The novel focuses on the stories of two characters who reside at Park Lane in London, Beatrice and Grace. Lady Beatrice is a privileged young woman who yearns for escape from the tiresome social conventions imposed upon her by her class. Under the influence of her aunt she joins the suffragette movement, becoming enraptured by Emmeline Pankhurst and acquainted with a man her family most certainly would not approve of. Grace is a maid at Park Lane, although she tells her family that she is a secretary. As the First World War breaks their secrets become inconsequential, and their stories collide in a way that no one could ever have imagined.

It took me a long time to get into this book, and I very nearly gave up many times. The narrative voice is written in third person present tense, and reads like a constant stream of the protagonists' thoughts, both of which take some getting used to. In the early chapters the pl…

Top Ten "Gateway" Books/Authors In My Reading Journey

Top Ten Tuesday is a weekly meme hosted by The Broke and the Bookish.
This week the theme is Top Ten Gateway Books.

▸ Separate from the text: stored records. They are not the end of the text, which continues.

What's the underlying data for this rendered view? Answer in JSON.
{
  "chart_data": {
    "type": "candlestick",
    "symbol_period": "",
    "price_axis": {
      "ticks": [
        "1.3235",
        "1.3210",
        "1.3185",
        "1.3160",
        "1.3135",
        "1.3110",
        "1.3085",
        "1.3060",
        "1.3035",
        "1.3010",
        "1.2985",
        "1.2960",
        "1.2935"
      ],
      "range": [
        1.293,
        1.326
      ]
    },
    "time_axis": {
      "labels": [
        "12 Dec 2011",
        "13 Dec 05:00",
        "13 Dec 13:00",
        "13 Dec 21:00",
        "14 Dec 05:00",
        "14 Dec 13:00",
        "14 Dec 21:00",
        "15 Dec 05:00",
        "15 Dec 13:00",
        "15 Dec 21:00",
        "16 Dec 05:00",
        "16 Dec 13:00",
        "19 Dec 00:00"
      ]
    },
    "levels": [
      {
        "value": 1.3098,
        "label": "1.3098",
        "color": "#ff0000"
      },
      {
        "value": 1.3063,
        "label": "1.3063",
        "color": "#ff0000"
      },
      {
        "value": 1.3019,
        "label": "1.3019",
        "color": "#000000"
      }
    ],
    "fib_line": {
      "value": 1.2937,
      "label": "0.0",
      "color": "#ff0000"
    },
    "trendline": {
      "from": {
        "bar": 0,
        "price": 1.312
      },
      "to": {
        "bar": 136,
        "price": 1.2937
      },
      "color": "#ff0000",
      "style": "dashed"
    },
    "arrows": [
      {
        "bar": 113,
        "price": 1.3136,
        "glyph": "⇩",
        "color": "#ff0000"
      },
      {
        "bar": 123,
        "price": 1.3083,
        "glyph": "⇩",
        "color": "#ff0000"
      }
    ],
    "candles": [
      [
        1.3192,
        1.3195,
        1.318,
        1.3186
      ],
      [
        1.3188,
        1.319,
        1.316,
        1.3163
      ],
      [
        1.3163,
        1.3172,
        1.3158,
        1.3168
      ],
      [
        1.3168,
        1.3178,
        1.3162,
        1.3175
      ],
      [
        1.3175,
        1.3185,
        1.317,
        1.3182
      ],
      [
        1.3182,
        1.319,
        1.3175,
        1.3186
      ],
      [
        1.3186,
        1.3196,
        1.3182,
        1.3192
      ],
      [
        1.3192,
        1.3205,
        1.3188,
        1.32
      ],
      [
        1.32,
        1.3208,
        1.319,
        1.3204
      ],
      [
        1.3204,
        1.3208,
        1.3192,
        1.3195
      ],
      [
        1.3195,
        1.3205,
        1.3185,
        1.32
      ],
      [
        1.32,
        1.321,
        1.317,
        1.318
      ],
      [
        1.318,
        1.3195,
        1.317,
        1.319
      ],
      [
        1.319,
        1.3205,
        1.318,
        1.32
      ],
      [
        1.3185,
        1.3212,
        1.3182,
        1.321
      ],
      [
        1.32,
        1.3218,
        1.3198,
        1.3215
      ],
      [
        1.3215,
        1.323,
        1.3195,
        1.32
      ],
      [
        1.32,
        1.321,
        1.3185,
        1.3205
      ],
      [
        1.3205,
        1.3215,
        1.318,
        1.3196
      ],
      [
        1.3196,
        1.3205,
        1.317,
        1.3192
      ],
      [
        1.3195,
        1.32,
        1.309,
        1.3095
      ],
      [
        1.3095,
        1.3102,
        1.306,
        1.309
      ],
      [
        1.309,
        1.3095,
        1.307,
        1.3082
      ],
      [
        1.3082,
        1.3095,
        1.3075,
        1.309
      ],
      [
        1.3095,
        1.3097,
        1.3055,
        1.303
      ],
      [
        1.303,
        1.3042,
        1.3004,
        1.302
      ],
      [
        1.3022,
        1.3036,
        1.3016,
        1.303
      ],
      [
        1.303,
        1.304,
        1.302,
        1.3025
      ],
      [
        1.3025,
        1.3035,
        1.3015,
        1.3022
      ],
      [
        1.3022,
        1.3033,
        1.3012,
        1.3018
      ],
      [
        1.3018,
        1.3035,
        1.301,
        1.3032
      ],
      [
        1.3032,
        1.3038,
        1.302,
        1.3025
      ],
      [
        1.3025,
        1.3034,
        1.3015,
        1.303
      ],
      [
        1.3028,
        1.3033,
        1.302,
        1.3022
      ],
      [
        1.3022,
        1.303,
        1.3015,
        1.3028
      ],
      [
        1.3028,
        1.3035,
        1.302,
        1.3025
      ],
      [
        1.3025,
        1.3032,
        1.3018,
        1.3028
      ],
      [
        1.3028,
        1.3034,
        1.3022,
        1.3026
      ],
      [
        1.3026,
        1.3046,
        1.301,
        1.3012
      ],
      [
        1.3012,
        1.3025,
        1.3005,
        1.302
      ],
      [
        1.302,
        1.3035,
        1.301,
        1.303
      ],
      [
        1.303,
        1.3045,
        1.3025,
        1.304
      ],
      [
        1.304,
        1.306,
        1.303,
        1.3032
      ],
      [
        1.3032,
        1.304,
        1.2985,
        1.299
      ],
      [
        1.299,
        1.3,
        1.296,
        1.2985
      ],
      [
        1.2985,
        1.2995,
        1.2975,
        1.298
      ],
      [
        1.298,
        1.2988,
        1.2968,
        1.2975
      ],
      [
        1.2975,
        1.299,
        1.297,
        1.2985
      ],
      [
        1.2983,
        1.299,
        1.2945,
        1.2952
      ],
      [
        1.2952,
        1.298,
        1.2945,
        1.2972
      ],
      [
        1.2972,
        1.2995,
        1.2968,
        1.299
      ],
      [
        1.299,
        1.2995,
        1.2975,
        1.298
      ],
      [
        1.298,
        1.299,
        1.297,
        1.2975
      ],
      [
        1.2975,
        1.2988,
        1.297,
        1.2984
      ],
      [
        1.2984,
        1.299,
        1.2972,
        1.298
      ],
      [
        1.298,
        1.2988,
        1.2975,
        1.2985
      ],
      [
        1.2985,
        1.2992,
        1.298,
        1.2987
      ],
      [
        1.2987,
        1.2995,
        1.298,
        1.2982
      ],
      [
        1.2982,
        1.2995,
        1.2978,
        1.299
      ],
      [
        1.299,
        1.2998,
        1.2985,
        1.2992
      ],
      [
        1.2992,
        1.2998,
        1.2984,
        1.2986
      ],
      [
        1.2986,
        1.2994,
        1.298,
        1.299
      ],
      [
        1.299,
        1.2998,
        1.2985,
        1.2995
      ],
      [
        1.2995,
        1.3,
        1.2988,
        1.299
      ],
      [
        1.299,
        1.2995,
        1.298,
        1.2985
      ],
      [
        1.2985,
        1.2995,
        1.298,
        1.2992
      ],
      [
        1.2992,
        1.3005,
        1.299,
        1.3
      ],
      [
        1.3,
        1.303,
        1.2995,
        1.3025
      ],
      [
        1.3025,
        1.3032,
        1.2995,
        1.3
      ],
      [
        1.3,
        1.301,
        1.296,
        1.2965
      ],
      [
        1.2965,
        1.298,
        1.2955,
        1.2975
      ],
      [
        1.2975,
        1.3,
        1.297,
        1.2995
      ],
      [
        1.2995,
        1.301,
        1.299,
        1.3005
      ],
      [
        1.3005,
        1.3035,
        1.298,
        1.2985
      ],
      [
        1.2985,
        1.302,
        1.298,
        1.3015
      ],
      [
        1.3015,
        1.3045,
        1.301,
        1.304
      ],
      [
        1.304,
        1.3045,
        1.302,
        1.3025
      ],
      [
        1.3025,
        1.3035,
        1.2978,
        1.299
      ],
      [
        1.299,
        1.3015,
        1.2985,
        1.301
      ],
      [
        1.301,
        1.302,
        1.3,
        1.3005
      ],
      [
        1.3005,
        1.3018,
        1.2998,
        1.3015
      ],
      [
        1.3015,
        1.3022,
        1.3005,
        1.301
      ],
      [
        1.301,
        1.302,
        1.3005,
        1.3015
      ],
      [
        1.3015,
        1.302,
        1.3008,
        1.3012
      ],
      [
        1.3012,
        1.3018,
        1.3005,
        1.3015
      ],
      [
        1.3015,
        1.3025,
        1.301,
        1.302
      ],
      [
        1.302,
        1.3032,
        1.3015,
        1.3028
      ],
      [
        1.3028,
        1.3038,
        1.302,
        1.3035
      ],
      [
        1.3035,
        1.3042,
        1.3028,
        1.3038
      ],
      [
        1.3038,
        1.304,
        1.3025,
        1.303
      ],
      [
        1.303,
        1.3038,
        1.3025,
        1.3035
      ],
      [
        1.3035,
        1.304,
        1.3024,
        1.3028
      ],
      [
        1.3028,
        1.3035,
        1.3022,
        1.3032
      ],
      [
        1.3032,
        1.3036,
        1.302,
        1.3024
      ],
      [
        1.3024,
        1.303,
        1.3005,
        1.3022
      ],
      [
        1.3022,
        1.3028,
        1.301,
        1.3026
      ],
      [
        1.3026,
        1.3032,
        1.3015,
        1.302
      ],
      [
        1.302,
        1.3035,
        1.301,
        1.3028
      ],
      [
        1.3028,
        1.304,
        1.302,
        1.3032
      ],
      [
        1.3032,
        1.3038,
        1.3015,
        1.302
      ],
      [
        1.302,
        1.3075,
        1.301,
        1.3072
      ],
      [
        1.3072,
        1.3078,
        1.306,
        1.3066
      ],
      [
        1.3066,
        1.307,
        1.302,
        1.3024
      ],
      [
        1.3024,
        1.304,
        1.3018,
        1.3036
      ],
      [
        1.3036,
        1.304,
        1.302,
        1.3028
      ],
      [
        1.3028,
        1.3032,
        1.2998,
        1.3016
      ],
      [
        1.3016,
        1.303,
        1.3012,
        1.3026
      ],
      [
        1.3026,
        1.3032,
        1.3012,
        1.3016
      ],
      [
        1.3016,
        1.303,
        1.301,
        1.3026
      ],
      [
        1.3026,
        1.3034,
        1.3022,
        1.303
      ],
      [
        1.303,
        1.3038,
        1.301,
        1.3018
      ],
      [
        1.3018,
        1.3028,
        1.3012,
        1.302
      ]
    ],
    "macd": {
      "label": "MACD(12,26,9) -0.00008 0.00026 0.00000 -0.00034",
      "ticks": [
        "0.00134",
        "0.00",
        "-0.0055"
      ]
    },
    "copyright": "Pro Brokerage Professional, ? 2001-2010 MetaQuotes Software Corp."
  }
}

I really loved this topic as it made me look back over my relationship with reading, from learning to read to studying English Literature at university. Reading has always been an important part of my life, and on reflection there are a number of books that mark turning points in my reading journey. 
1) Roger Red Hat - Sheila K. McCullagh
The first point in any reader's journey is learning to read at school. I learnt with what Google tells me were called the One Two Three and Away collection of reading books, but I've always known them as Roger Red Hat, Billy Blue Hat, Jennifer Yellow Hat etc.  I remember around ten years ago a friend whose mum used to be a teacher found the books in her attic and we re-read them all in an afternoon.

2) The Tale of Mrs Tiggywinkle - Beatrix Potter
A childhood staple. Family visits to the Lake District, The World of Beatrix Potter on L…